__Task item__. Using the data below, repeat all of it precisely.

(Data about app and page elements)
□ □ □ □ □ □ □

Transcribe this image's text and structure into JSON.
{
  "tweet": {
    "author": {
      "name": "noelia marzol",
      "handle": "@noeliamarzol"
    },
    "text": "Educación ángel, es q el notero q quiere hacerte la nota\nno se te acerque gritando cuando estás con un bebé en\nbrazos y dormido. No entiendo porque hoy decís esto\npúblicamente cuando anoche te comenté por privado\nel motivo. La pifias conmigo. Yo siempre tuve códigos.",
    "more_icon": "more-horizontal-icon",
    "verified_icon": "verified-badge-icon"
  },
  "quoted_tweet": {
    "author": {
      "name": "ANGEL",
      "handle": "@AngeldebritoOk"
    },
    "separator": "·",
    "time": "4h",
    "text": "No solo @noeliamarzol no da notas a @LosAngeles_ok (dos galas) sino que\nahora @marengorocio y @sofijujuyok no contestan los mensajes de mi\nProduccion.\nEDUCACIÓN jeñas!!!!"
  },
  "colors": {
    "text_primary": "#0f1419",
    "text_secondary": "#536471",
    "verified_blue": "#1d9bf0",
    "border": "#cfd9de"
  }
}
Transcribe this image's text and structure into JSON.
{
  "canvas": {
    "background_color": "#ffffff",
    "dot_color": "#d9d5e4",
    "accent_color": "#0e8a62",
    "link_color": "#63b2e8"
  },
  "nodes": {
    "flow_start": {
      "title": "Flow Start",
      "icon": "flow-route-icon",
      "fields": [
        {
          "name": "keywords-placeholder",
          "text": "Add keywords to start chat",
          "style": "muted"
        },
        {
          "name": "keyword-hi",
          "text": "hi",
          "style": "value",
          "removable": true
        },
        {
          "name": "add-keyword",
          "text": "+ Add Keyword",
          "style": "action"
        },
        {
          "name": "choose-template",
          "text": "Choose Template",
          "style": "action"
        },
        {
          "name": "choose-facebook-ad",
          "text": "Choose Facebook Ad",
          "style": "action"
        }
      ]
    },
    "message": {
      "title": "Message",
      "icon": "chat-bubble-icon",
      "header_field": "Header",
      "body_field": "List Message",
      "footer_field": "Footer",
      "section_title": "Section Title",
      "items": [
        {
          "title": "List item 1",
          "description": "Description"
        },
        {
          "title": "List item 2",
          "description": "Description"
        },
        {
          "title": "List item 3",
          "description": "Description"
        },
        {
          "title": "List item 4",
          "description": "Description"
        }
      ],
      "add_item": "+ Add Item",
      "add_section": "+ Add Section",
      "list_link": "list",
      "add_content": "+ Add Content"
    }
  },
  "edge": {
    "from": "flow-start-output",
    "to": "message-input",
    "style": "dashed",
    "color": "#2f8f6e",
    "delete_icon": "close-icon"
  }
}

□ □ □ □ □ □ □

__Expected output__.
Transcribe this image's text and structure into JSON.
{
  "tweet": {
    "author": {
      "name": "noelia marzol",
      "handle": "@noeliamarzol"
    },
    "text": "Educación ángel, es q el notero q quiere hacerte la nota\nno se te acerque gritando cuando estás con un bebé en\nbrazos y dormido. No entiendo porque hoy decís esto\npúblicamente cuando anoche te comenté por privado\nel motivo. La pifias conmigo. Yo siempre tuve códigos.",
    "more_icon": "more-horizontal-icon",
    "verified_icon": "verified-badge-icon"
  },
  "quoted_tweet": {
    "author": {
      "name": "ANGEL",
      "handle": "@AngeldebritoOk"
    },
    "separator": "·",
    "time": "4h",
    "text": "No solo @noeliamarzol no da notas a @LosAngeles_ok (dos galas) sino que\nahora @marengorocio y @sofijujuyok no contestan los mensajes de mi\nProduccion.\nEDUCACIÓN jeñas!!!!"
  },
  "colors": {
    "text_primary": "#0f1419",
    "text_secondary": "#536471",
    "verified_blue": "#1d9bf0",
    "border": "#cfd9de"
  }
}
Transcribe this image's text and structure into JSON.
{
  "canvas": {
    "background_color": "#ffffff",
    "dot_color": "#d9d5e4",
    "accent_color": "#0e8a62",
    "link_color": "#63b2e8"
  },
  "nodes": {
    "flow_start": {
      "title": "Flow Start",
      "icon": "flow-route-icon",
      "fields": [
        {
          "name": "keywords-placeholder",
          "text": "Add keywords to start chat",
          "style": "muted"
        },
        {
          "name": "keyword-hi",
          "text": "hi",
          "style": "value",
          "removable": true
        },
        {
          "name": "add-keyword",
          "text": "+ Add Keyword",
          "style": "action"
        },
        {
          "name": "choose-template",
          "text": "Choose Template",
          "style": "action"
        },
        {
          "name": "choose-facebook-ad",
          "text": "Choose Facebook Ad",
          "style": "action"
        }
      ]
    },
    "message": {
      "title": "Message",
      "icon": "chat-bubble-icon",
      "header_field": "Header",
      "body_field": "List Message",
      "footer_field": "Footer",
      "section_title": "Section Title",
      "items": [
        {
          "title": "List item 1",
          "description": "Description"
        },
        {
          "title": "List item 2",
          "description": "Description"
        },
        {
          "title": "List item 3",
          "description": "Description"
        },
        {
          "title": "List item 4",
          "description": "Description"
        }
      ],
      "add_item": "+ Add Item",
      "add_section": "+ Add Section",
      "list_link": "list",
      "add_content": "+ Add Content"
    }
  },
  "edge": {
    "from": "flow-start-output",
    "to": "message-input",
    "style": "dashed",
    "color": "#2f8f6e",
    "delete_icon": "close-icon"
  }
}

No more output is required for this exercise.